__WHAT IS REQUIRED__. Return only the number of lines in the entries below that hold the word "Portal".

[Items from an interface collection]
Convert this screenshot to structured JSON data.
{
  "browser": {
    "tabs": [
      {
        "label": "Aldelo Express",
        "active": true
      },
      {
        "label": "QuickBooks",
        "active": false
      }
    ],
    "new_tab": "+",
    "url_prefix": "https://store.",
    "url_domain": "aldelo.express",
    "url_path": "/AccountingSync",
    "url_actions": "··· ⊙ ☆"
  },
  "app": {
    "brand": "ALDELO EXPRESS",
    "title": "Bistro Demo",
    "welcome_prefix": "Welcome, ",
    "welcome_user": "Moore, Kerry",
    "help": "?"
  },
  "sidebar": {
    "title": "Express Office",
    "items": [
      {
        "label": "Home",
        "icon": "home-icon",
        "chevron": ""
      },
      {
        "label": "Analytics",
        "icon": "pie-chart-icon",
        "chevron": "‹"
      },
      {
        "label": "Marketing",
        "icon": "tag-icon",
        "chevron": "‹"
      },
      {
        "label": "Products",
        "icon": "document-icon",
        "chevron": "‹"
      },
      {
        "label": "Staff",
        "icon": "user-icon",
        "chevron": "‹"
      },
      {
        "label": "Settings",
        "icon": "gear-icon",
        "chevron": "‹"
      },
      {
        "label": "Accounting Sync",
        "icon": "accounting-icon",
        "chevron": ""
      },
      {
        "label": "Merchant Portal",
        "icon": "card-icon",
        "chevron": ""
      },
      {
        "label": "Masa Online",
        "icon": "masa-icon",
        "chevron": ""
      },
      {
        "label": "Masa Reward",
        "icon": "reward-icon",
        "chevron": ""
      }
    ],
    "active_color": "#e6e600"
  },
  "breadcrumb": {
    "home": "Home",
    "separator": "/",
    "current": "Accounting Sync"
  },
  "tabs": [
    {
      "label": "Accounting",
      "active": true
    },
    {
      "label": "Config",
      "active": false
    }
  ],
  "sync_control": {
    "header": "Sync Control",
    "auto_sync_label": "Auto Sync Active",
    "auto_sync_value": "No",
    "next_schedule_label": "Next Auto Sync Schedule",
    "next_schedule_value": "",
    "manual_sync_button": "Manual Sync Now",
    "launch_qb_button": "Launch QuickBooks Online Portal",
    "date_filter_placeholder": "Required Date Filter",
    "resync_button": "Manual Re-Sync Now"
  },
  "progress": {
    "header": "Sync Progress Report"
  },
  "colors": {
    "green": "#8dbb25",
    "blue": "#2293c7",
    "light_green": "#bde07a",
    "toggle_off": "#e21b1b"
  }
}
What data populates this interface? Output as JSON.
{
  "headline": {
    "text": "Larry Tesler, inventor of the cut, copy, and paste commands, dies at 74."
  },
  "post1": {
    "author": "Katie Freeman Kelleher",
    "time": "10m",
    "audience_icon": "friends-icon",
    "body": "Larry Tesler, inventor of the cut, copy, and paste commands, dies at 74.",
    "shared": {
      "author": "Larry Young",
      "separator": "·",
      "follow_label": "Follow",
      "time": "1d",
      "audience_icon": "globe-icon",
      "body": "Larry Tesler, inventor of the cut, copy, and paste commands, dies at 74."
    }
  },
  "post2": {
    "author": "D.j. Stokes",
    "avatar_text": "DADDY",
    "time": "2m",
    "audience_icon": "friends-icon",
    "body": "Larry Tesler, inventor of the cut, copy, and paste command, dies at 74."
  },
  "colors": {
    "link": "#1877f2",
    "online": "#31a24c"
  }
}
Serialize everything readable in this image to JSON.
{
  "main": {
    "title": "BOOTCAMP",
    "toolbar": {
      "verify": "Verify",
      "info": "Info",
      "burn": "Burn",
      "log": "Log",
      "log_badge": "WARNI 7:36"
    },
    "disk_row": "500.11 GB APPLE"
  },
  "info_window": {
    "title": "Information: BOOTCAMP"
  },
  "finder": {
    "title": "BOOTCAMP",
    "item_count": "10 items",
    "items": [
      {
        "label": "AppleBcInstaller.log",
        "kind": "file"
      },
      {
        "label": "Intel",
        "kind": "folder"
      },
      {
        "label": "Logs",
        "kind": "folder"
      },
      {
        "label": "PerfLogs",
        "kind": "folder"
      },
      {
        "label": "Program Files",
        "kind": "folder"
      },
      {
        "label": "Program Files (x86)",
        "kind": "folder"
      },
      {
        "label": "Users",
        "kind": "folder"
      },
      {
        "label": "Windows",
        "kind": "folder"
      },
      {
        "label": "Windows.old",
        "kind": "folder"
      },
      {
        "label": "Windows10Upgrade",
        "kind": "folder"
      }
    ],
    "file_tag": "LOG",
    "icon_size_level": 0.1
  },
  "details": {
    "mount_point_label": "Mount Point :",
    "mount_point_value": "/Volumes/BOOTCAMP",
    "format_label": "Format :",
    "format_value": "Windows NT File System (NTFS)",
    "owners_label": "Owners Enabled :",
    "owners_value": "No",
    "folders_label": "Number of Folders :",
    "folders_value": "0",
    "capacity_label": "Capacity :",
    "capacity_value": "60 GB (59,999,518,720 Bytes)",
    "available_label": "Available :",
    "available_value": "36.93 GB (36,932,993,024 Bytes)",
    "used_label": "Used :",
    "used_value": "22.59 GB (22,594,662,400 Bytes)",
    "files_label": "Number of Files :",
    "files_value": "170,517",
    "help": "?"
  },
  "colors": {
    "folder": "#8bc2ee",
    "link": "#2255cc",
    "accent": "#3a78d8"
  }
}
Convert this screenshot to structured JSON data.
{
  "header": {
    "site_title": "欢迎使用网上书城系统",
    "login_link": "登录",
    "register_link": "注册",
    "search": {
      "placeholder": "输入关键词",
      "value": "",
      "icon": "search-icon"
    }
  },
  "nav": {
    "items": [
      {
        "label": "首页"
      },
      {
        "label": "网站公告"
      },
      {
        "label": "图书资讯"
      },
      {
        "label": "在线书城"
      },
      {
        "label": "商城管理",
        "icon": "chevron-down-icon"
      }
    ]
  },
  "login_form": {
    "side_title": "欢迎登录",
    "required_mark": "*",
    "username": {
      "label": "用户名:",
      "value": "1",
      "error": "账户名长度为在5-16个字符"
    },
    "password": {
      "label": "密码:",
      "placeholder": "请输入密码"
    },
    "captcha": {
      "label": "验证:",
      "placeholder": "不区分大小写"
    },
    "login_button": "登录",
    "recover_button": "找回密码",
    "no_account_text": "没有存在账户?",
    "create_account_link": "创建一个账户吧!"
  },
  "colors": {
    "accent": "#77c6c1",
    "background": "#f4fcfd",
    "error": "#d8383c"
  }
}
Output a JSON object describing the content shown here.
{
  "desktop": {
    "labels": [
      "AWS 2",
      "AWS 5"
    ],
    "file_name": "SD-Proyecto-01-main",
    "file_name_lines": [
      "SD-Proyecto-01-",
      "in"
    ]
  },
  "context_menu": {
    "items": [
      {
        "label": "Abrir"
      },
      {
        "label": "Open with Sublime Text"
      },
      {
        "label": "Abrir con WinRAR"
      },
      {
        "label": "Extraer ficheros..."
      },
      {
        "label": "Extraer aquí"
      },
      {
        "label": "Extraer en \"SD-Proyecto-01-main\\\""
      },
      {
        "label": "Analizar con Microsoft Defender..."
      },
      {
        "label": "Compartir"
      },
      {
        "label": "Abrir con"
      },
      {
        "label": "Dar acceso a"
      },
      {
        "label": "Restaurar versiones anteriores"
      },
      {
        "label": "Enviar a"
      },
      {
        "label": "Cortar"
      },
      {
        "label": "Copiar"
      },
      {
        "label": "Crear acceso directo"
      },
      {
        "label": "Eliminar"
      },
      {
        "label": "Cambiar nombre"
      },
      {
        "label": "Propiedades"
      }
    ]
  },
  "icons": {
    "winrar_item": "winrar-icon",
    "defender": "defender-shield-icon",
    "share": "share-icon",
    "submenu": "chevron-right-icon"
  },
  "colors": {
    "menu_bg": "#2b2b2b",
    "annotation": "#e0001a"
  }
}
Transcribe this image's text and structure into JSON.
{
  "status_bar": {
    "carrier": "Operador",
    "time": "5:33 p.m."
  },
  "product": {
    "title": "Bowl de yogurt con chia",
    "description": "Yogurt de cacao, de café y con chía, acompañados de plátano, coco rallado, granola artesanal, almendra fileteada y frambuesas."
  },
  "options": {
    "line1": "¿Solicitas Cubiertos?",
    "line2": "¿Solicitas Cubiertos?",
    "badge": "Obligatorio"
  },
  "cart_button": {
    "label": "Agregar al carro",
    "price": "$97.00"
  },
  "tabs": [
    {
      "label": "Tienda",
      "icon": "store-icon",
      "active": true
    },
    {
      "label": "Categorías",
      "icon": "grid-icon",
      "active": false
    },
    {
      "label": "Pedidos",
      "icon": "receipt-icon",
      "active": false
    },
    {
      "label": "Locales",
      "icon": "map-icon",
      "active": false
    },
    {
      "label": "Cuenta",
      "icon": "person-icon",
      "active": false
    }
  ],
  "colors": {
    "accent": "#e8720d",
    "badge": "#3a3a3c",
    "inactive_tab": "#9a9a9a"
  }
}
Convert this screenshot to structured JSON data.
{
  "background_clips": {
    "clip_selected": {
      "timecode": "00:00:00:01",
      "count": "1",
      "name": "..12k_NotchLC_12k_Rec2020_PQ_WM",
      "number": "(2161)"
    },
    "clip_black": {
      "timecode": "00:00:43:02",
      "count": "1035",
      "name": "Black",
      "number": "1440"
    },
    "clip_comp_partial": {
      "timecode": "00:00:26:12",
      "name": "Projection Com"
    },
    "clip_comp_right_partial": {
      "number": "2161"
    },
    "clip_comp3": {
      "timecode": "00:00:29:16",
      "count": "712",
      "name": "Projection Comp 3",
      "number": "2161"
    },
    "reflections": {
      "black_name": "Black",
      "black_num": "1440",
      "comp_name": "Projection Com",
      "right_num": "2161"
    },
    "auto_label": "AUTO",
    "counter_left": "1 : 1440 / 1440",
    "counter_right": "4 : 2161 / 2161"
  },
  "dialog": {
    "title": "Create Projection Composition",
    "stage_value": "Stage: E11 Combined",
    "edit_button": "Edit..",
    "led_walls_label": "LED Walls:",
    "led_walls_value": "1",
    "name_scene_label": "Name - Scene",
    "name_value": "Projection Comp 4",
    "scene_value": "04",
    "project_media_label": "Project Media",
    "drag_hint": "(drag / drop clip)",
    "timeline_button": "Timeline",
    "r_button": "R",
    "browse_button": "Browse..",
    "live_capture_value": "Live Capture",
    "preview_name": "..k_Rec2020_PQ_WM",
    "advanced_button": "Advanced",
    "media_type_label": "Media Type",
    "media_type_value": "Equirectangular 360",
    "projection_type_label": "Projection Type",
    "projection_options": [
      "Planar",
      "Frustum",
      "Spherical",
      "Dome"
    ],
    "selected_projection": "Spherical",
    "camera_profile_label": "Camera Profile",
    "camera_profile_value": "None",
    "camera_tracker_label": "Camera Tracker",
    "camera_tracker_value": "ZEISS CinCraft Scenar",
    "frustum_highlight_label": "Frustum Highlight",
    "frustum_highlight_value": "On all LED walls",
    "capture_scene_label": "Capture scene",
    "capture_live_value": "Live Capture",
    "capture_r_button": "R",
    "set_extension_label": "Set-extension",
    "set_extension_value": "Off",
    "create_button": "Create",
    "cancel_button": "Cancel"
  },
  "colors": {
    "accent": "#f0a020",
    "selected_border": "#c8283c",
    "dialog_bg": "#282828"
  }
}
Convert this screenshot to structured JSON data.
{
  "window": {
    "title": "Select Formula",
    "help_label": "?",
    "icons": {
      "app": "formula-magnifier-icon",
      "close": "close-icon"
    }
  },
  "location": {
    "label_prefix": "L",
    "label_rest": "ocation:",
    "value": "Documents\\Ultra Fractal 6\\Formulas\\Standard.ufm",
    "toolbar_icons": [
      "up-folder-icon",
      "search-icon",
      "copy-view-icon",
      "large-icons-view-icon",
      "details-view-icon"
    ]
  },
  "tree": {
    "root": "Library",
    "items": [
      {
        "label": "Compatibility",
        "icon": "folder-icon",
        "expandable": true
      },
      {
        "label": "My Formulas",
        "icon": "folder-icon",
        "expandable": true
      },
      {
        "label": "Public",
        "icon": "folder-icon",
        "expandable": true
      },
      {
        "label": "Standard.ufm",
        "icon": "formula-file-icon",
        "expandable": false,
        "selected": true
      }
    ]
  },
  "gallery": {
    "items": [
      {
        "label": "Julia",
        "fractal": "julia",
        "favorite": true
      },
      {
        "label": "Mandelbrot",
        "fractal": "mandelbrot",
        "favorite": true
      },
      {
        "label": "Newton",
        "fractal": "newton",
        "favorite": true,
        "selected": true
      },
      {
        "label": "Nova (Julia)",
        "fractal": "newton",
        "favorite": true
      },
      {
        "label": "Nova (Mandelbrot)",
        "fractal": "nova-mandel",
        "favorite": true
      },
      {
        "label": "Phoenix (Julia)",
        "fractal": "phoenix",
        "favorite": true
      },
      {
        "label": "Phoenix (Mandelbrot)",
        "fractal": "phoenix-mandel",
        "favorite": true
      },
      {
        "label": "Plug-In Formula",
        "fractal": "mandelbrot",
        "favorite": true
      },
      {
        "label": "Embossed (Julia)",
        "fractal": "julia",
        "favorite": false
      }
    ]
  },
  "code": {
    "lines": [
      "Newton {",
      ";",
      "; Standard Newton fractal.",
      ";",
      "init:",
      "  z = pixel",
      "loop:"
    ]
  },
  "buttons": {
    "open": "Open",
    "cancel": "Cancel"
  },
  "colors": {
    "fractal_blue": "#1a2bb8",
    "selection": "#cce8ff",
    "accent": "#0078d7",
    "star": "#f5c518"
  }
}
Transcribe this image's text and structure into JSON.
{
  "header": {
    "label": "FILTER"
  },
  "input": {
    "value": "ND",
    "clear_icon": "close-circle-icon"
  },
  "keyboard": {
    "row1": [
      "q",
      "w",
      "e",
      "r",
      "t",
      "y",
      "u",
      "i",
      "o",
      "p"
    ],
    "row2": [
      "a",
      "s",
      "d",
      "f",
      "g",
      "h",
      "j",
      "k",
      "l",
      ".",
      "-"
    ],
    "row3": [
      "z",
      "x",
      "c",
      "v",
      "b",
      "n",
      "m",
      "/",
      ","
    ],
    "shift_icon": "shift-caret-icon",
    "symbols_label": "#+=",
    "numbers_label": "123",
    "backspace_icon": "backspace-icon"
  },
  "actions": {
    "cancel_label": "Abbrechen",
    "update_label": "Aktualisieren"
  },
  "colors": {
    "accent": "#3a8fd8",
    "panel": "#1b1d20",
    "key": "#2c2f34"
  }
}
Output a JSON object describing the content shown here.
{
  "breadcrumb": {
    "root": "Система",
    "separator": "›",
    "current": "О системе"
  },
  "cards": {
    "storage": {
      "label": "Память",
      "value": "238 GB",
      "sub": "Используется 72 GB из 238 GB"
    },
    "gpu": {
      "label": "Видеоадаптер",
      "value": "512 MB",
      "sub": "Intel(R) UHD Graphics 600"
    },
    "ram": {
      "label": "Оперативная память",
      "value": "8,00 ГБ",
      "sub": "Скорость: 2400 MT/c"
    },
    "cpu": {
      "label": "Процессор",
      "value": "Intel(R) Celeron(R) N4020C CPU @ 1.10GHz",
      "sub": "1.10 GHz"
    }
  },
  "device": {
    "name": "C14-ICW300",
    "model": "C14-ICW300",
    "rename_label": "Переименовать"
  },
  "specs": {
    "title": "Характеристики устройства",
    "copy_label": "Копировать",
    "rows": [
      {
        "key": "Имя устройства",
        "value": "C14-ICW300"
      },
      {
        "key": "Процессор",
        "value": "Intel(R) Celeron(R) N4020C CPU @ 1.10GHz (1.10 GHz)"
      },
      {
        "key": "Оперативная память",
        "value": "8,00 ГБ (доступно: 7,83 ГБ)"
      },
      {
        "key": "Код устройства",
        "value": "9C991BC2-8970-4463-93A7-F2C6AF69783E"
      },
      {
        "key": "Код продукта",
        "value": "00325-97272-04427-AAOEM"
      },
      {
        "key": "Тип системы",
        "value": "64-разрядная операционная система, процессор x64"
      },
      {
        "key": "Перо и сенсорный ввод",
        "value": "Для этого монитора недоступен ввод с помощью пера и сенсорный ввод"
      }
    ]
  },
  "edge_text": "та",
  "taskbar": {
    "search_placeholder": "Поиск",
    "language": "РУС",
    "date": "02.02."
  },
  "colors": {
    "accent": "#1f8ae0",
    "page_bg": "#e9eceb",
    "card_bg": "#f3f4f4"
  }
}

__EXPECTED OUTPUT__. 2